▶ _Entries shown_:
# # # # # # #
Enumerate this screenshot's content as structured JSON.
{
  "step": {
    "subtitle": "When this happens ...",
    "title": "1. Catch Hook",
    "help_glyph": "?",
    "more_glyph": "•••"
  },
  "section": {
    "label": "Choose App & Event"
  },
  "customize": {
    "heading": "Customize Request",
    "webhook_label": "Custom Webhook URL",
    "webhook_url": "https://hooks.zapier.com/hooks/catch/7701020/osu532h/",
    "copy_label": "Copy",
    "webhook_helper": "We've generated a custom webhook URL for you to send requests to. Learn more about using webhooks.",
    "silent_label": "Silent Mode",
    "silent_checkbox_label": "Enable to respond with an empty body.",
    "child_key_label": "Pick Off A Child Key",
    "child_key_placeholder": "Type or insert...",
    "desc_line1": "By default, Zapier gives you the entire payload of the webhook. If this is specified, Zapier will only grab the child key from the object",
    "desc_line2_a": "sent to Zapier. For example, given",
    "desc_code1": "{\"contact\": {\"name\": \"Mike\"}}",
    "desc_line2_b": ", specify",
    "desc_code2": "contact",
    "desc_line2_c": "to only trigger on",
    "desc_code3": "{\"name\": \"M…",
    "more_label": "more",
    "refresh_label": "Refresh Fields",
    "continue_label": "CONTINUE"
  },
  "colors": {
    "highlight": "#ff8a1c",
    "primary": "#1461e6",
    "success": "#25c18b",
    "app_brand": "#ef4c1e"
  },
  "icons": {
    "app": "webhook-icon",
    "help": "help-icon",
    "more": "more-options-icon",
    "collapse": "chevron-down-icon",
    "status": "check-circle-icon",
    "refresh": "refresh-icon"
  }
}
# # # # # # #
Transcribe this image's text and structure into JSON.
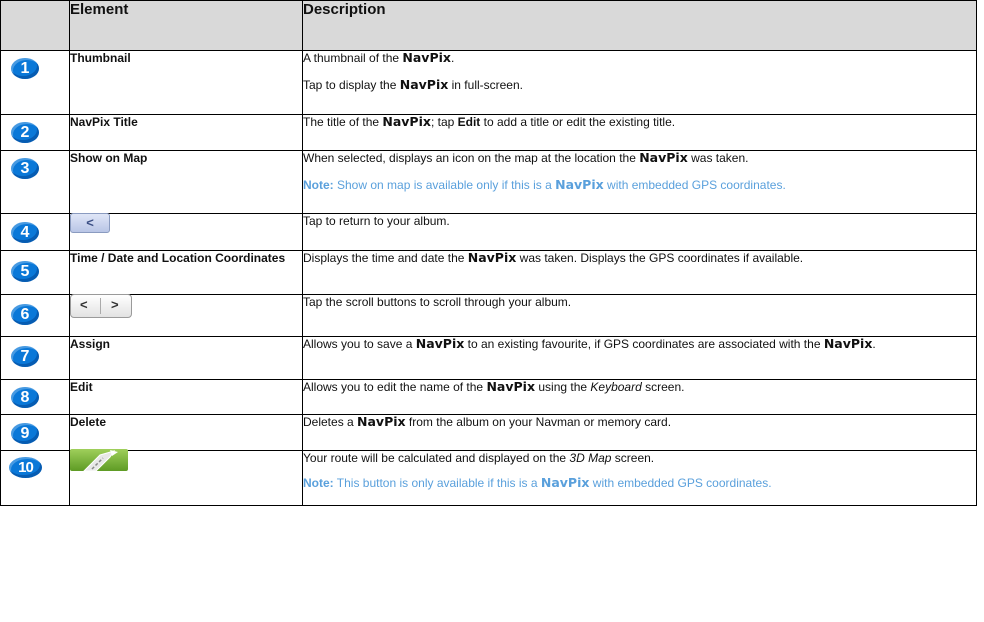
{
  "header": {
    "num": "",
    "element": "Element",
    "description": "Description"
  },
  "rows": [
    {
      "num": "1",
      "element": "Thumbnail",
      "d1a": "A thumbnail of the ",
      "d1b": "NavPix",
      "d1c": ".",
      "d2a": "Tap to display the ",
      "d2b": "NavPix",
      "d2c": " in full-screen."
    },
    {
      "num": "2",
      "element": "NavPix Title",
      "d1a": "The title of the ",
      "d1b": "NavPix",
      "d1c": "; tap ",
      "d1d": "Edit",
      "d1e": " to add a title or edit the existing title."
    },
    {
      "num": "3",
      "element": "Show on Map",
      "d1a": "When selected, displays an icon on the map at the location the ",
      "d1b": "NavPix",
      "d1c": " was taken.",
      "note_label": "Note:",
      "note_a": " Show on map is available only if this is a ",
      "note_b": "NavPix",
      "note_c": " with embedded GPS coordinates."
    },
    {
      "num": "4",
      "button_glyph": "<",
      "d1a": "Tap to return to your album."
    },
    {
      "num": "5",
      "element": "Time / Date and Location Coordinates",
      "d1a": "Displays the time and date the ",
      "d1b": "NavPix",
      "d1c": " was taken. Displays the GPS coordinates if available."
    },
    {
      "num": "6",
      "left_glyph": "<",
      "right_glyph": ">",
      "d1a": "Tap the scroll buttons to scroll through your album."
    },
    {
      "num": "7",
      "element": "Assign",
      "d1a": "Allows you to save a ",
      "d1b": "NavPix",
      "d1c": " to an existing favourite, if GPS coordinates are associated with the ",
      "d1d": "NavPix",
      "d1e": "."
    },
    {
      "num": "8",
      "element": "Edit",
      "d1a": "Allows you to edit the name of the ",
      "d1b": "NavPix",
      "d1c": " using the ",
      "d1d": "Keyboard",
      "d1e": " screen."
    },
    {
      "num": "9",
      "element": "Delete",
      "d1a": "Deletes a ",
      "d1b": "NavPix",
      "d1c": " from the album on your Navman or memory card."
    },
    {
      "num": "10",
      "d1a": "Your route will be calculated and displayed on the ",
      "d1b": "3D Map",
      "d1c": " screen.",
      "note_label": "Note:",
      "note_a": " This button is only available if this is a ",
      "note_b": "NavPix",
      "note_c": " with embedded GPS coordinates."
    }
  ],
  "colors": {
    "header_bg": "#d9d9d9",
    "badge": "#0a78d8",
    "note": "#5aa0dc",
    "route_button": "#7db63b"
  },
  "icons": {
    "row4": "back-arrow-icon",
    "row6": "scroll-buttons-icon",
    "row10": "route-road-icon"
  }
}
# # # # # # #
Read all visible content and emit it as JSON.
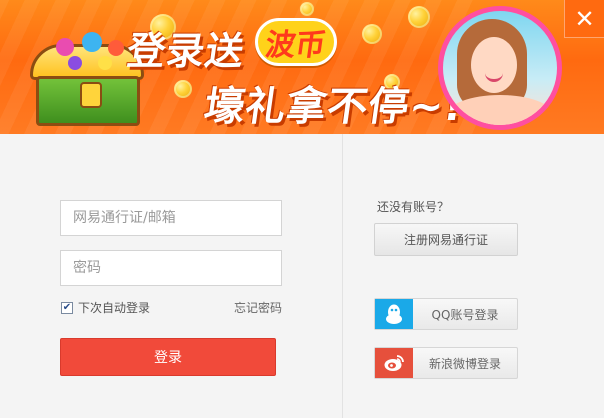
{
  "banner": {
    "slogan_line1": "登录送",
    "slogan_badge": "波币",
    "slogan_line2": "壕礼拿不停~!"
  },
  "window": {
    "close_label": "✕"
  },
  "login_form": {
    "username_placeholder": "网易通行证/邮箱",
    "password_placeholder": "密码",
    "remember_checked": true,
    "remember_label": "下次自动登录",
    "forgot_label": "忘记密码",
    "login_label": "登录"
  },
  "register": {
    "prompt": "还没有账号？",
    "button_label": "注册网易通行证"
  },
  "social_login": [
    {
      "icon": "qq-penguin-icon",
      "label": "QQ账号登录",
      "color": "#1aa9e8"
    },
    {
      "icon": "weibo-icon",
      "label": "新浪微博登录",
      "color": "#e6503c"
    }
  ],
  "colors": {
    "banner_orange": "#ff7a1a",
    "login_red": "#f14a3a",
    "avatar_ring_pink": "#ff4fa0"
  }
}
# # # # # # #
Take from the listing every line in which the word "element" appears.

    "element": "Element",
      "element": "Thumbnail",
      "element": "NavPix Title",
      "element": "Show on Map",
      "element": "Time / Date and Location Coordinates",
      "element": "Assign",
      "element": "Edit",
      "element": "Delete",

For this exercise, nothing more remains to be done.